Copy the entries below exactly. Images do not belong in the copy.

▸ Element data from apps and pages:
..........
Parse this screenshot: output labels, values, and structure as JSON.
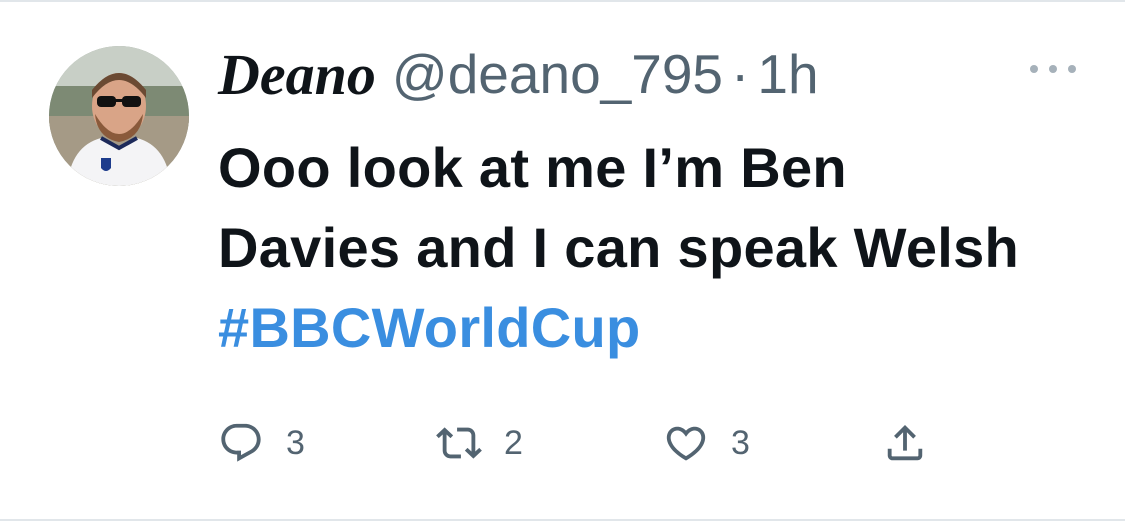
{
  "tweet": {
    "author": {
      "display_name": "Deano",
      "handle": "@deano_795",
      "avatar_icon": "user-avatar-photo"
    },
    "separator": "·",
    "timestamp": "1h",
    "text_before_hashtag": "Ooo look at me I’m Ben Davies and I can speak Welsh ",
    "hashtag": "#BBCWorldCup",
    "hashtag_color": "#3a8ee0",
    "more_icon": "more-horizontal-icon"
  },
  "actions": {
    "reply": {
      "icon": "reply-icon",
      "count": "3"
    },
    "retweet": {
      "icon": "retweet-icon",
      "count": "2"
    },
    "like": {
      "icon": "heart-icon",
      "count": "3"
    },
    "share": {
      "icon": "share-icon"
    }
  },
  "colors": {
    "text": "#0f1419",
    "secondary": "#536471",
    "divider": "#e1e6ea"
  }
}
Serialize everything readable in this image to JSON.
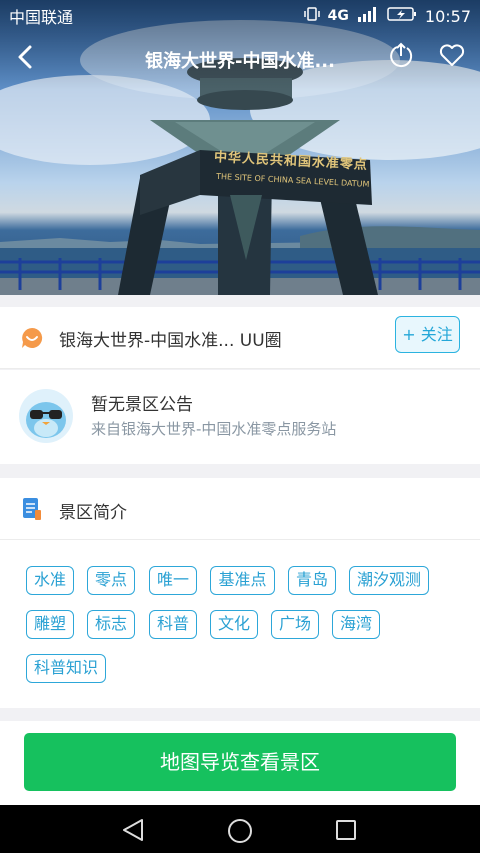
{
  "status_bar": {
    "carrier": "中国联通",
    "network": "4G",
    "time": "10:57"
  },
  "header": {
    "title": "银海大世界-中国水准..."
  },
  "hero": {
    "monument_caption_cn": "中华人民共和国水准零点",
    "monument_caption_en": "THE SITE OF CHINA SEA LEVEL DATUM"
  },
  "uu_circle": {
    "name": "银海大世界-中国水准... UU圈",
    "follow_label": "+ 关注"
  },
  "notice": {
    "title": "暂无景区公告",
    "source": "来自银海大世界-中国水准零点服务站"
  },
  "intro": {
    "title": "景区简介",
    "tags": [
      "水准",
      "零点",
      "唯一",
      "基准点",
      "青岛",
      "潮汐观测",
      "雕塑",
      "标志",
      "科普",
      "文化",
      "广场",
      "海湾",
      "科普知识"
    ]
  },
  "bottom": {
    "button_label": "地图导览查看景区"
  },
  "colors": {
    "accent": "#2aa1d3",
    "button": "#16c15e"
  }
}
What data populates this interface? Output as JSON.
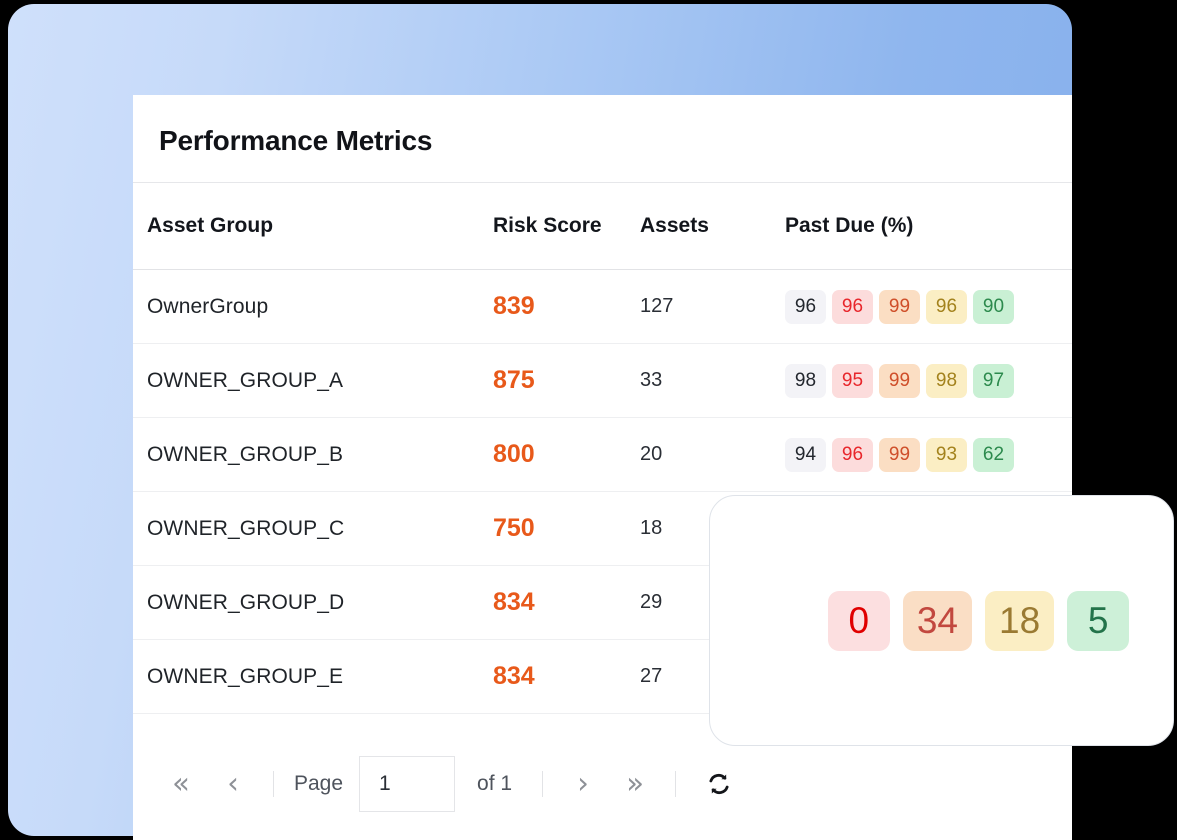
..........
▸ Written response:
Parse this screenshot: output labels, values, and structure as JSON.
{
  "tweet": {
    "author": {
      "display_name": "Deano",
      "handle": "@deano_795",
      "avatar_icon": "user-avatar-photo"
    },
    "separator": "·",
    "timestamp": "1h",
    "text_before_hashtag": "Ooo look at me I’m Ben Davies and I can speak Welsh ",
    "hashtag": "#BBCWorldCup",
    "hashtag_color": "#3a8ee0",
    "more_icon": "more-horizontal-icon"
  },
  "actions": {
    "reply": {
      "icon": "reply-icon",
      "count": "3"
    },
    "retweet": {
      "icon": "retweet-icon",
      "count": "2"
    },
    "like": {
      "icon": "heart-icon",
      "count": "3"
    },
    "share": {
      "icon": "share-icon"
    }
  },
  "colors": {
    "text": "#0f1419",
    "secondary": "#536471",
    "divider": "#e1e6ea"
  }
}
Serialize everything readable in this image to JSON.
{
  "status_bar": {
    "carrier": "中国联通",
    "network": "4G",
    "time": "10:57"
  },
  "header": {
    "title": "银海大世界-中国水准..."
  },
  "hero": {
    "monument_caption_cn": "中华人民共和国水准零点",
    "monument_caption_en": "THE SITE OF CHINA SEA LEVEL DATUM"
  },
  "uu_circle": {
    "name": "银海大世界-中国水准... UU圈",
    "follow_label": "+ 关注"
  },
  "notice": {
    "title": "暂无景区公告",
    "source": "来自银海大世界-中国水准零点服务站"
  },
  "intro": {
    "title": "景区简介",
    "tags": [
      "水准",
      "零点",
      "唯一",
      "基准点",
      "青岛",
      "潮汐观测",
      "雕塑",
      "标志",
      "科普",
      "文化",
      "广场",
      "海湾",
      "科普知识"
    ]
  },
  "bottom": {
    "button_label": "地图导览查看景区"
  },
  "colors": {
    "accent": "#2aa1d3",
    "button": "#16c15e"
  }
}
What data populates this interface? Output as JSON.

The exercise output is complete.